* **Try it**: The only acceptable reply is the number of lines in the material below that hold "приложения".

____________

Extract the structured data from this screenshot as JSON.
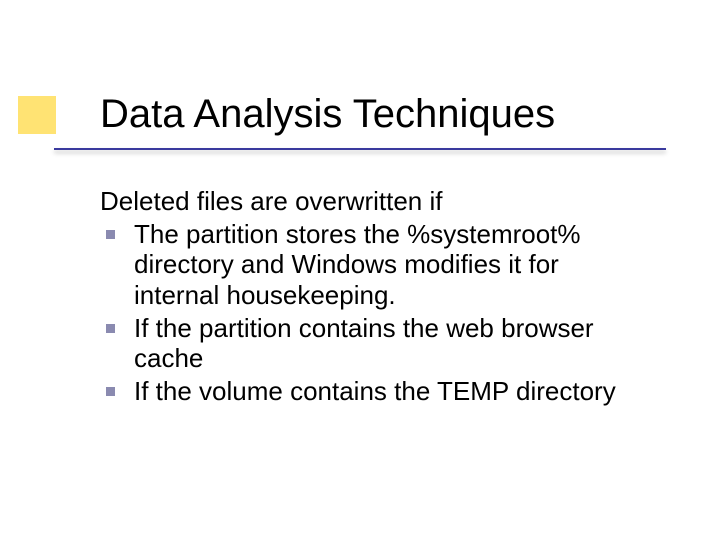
{
  "title": "Data Analysis Techniques",
  "lead": "Deleted files are overwritten if",
  "bullets": {
    "b0": "The partition stores the %systemroot% directory and Windows modifies it for internal housekeeping.",
    "b1": "If the partition contains the web browser cache",
    "b2": "If the volume contains the TEMP directory"
  }
}
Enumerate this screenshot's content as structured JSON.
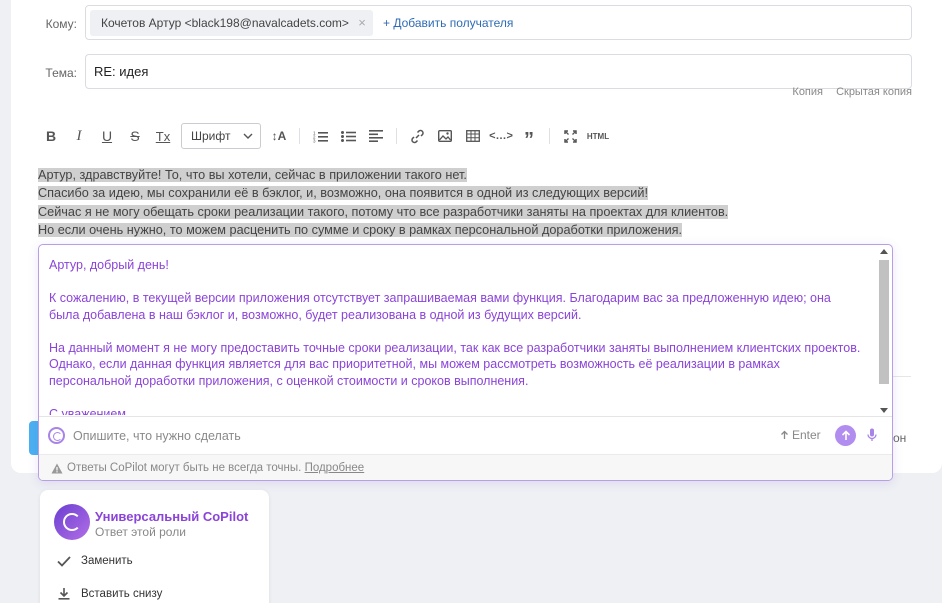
{
  "to": {
    "label": "Кому:",
    "recipient": "Кочетов Артур <black198@navalcadets.com>",
    "remove_glyph": "×",
    "add_recipient": "+ Добавить получателя"
  },
  "subject": {
    "label": "Тема:",
    "value": "RE: идея"
  },
  "cc_links": {
    "cc": "Копия",
    "bcc": "Скрытая копия"
  },
  "toolbar": {
    "bold": "B",
    "italic": "I",
    "underline": "U",
    "strike": "S",
    "clear_format": "Tx",
    "font_label": "Шрифт",
    "font_size": "↕A",
    "html": "HTML",
    "quote": "”",
    "code": "<…>"
  },
  "quoted_lines": [
    "Артур, здравствуйте! То, что вы хотели, сейчас в приложении такого нет.",
    "Спасибо за идею, мы сохранили её в бэклог, и, возможно, она появится в одной из следующих версий!",
    "Сейчас я не могу обещать сроки реализации такого, потому что все разработчики заняты на проектах для клиентов.",
    "Но если очень нужно, то можем расценить по сумме и сроку в рамках персональной доработки приложения."
  ],
  "reply_paragraphs": [
    "Артур, добрый день!",
    "К сожалению, в текущей версии приложения отсутствует запрашиваемая вами функция. Благодарим вас за предложенную идею; она была добавлена в наш бэклог и, возможно, будет реализована в одной из будущих версий.",
    "На данный момент я не могу предоставить точные сроки реализации, так как все разработчики заняты выполнением клиентских проектов. Однако, если данная функция является для вас приоритетной, мы можем рассмотреть возможность её реализации в рамках персональной доработки приложения, с оценкой стоимости и сроков выполнения.",
    "С уважением,"
  ],
  "prompt": {
    "placeholder": "Опишите, что нужно сделать",
    "enter_hint": "Enter"
  },
  "disclaimer": {
    "text": "Ответы CoPilot могут быть не всегда точны.",
    "more": "Подробнее"
  },
  "peek_right_text": "он",
  "role": {
    "title": "Универсальный CoPilot",
    "subtitle": "Ответ этой роли",
    "replace": "Заменить",
    "insert_below": "Вставить снизу"
  },
  "colors": {
    "accent_purple": "#8b44d8",
    "link_blue": "#2f6cb5",
    "send_button": "#b18df0"
  }
}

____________

* **Written response**: 3